== Segment start ==

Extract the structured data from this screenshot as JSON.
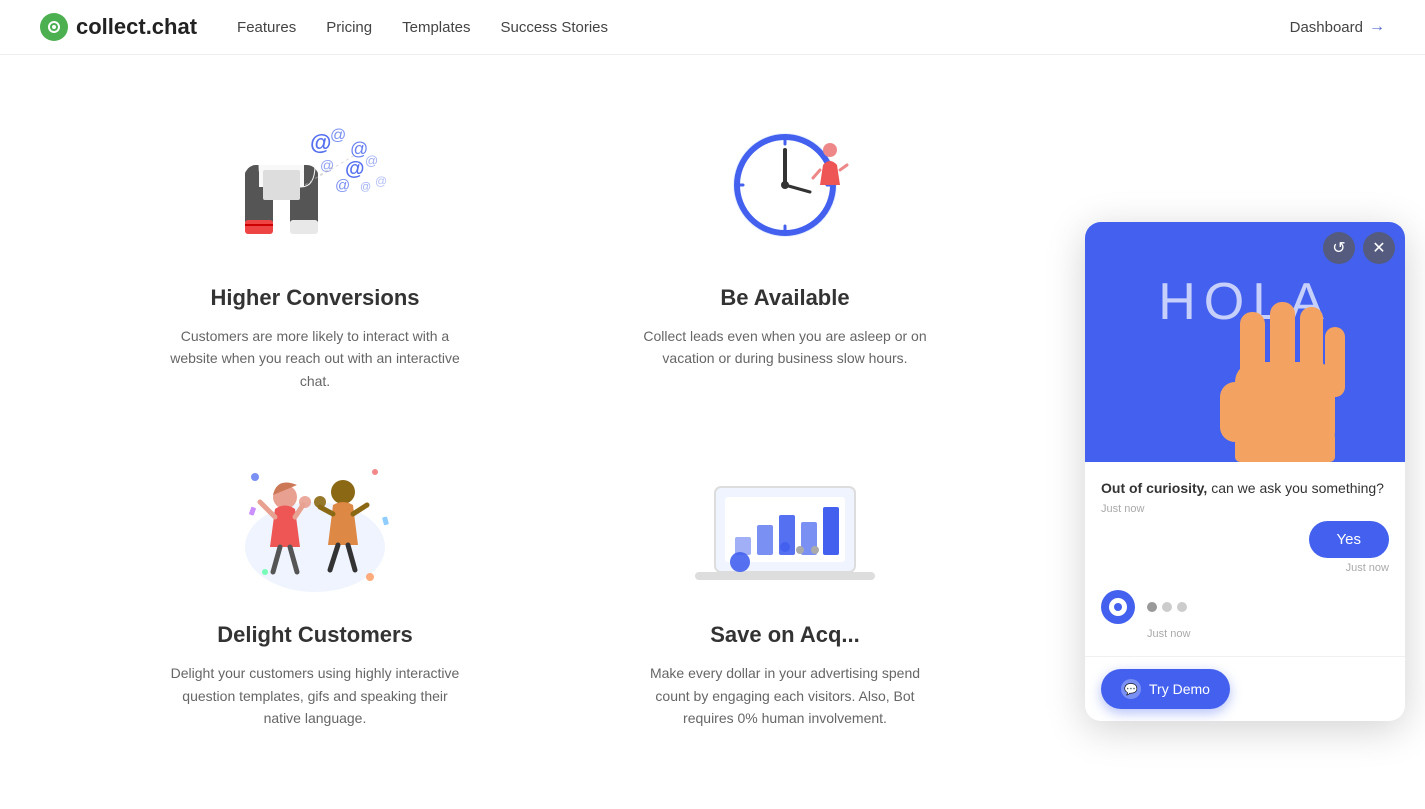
{
  "navbar": {
    "brand_name": "collect.chat",
    "links": [
      {
        "label": "Features",
        "href": "#"
      },
      {
        "label": "Pricing",
        "href": "#"
      },
      {
        "label": "Templates",
        "href": "#"
      },
      {
        "label": "Success Stories",
        "href": "#"
      }
    ],
    "dashboard_label": "Dashboard"
  },
  "features": [
    {
      "id": "higher-conversions",
      "title": "Higher Conversions",
      "desc": "Customers are more likely to interact with a website when you reach out with an interactive chat."
    },
    {
      "id": "be-available",
      "title": "Be Available",
      "desc": "Collect leads even when a... are asleep or on vacatio... business sl..."
    },
    {
      "id": "delight-customers",
      "title": "Delight Customers",
      "desc": "Delight your customers using highly interactive question templates, gifs and speaking their native language."
    },
    {
      "id": "save-on-acq",
      "title": "Save on Acq...",
      "desc": "Make every dollar in your advertising spend count by engaging each visitors. Also, Bot requires 0% human involvement."
    }
  ],
  "chat_widget": {
    "hola_text": "HOLA",
    "bot_message": "Out of curiosity,",
    "bot_message_rest": " can we ask you something?",
    "bot_timestamp": "Just now",
    "yes_button": "Yes",
    "yes_timestamp": "Just now",
    "typing_timestamp": "Just now",
    "try_demo_label": "Try Demo",
    "refresh_icon": "↺",
    "close_icon": "✕"
  }
}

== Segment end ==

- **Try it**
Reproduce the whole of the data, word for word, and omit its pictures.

- **Result of the task**
Extract the structured data from this screenshot as JSON.
{
  "navbar": {
    "brand_name": "collect.chat",
    "links": [
      {
        "label": "Features",
        "href": "#"
      },
      {
        "label": "Pricing",
        "href": "#"
      },
      {
        "label": "Templates",
        "href": "#"
      },
      {
        "label": "Success Stories",
        "href": "#"
      }
    ],
    "dashboard_label": "Dashboard"
  },
  "features": [
    {
      "id": "higher-conversions",
      "title": "Higher Conversions",
      "desc": "Customers are more likely to interact with a website when you reach out with an interactive chat."
    },
    {
      "id": "be-available",
      "title": "Be Available",
      "desc": "Collect leads even when a... are asleep or on vacatio... business sl..."
    },
    {
      "id": "delight-customers",
      "title": "Delight Customers",
      "desc": "Delight your customers using highly interactive question templates, gifs and speaking their native language."
    },
    {
      "id": "save-on-acq",
      "title": "Save on Acq...",
      "desc": "Make every dollar in your advertising spend count by engaging each visitors. Also, Bot requires 0% human involvement."
    }
  ],
  "chat_widget": {
    "hola_text": "HOLA",
    "bot_message": "Out of curiosity,",
    "bot_message_rest": " can we ask you something?",
    "bot_timestamp": "Just now",
    "yes_button": "Yes",
    "yes_timestamp": "Just now",
    "typing_timestamp": "Just now",
    "try_demo_label": "Try Demo",
    "refresh_icon": "↺",
    "close_icon": "✕"
  }
}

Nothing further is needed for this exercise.